▼▼▼

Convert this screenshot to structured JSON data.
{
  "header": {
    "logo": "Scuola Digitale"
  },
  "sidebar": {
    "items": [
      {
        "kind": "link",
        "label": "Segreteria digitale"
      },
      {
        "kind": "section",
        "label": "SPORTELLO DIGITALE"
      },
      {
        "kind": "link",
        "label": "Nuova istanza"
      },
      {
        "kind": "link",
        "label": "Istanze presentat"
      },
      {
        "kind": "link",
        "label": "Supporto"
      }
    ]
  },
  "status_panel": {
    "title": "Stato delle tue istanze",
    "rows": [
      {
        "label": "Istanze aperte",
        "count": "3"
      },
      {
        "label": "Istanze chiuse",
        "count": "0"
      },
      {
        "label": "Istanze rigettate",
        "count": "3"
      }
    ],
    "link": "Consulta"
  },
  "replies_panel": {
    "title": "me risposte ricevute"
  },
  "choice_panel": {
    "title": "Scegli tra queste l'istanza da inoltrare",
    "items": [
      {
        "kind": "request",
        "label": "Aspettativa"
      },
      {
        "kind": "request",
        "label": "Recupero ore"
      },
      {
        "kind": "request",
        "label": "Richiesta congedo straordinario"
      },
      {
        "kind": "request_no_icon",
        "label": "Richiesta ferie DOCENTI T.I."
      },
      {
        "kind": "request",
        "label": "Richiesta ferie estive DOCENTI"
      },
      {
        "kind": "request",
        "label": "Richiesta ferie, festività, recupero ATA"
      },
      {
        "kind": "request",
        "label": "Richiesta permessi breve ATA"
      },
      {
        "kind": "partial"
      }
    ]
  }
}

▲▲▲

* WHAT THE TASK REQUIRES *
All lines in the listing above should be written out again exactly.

* COMPLETED TASK *
Convert this screenshot to structured JSON data.
{
  "header": {
    "logo": "Scuola Digitale"
  },
  "sidebar": {
    "items": [
      {
        "kind": "link",
        "label": "Segreteria digitale"
      },
      {
        "kind": "section",
        "label": "SPORTELLO DIGITALE"
      },
      {
        "kind": "link",
        "label": "Nuova istanza"
      },
      {
        "kind": "link",
        "label": "Istanze presentat"
      },
      {
        "kind": "link",
        "label": "Supporto"
      }
    ]
  },
  "status_panel": {
    "title": "Stato delle tue istanze",
    "rows": [
      {
        "label": "Istanze aperte",
        "count": "3"
      },
      {
        "label": "Istanze chiuse",
        "count": "0"
      },
      {
        "label": "Istanze rigettate",
        "count": "3"
      }
    ],
    "link": "Consulta"
  },
  "replies_panel": {
    "title": "me risposte ricevute"
  },
  "choice_panel": {
    "title": "Scegli tra queste l'istanza da inoltrare",
    "items": [
      {
        "kind": "request",
        "label": "Aspettativa"
      },
      {
        "kind": "request",
        "label": "Recupero ore"
      },
      {
        "kind": "request",
        "label": "Richiesta congedo straordinario"
      },
      {
        "kind": "request_no_icon",
        "label": "Richiesta ferie DOCENTI T.I."
      },
      {
        "kind": "request",
        "label": "Richiesta ferie estive DOCENTI"
      },
      {
        "kind": "request",
        "label": "Richiesta ferie, festività, recupero ATA"
      },
      {
        "kind": "request",
        "label": "Richiesta permessi breve ATA"
      },
      {
        "kind": "partial"
      }
    ]
  }
}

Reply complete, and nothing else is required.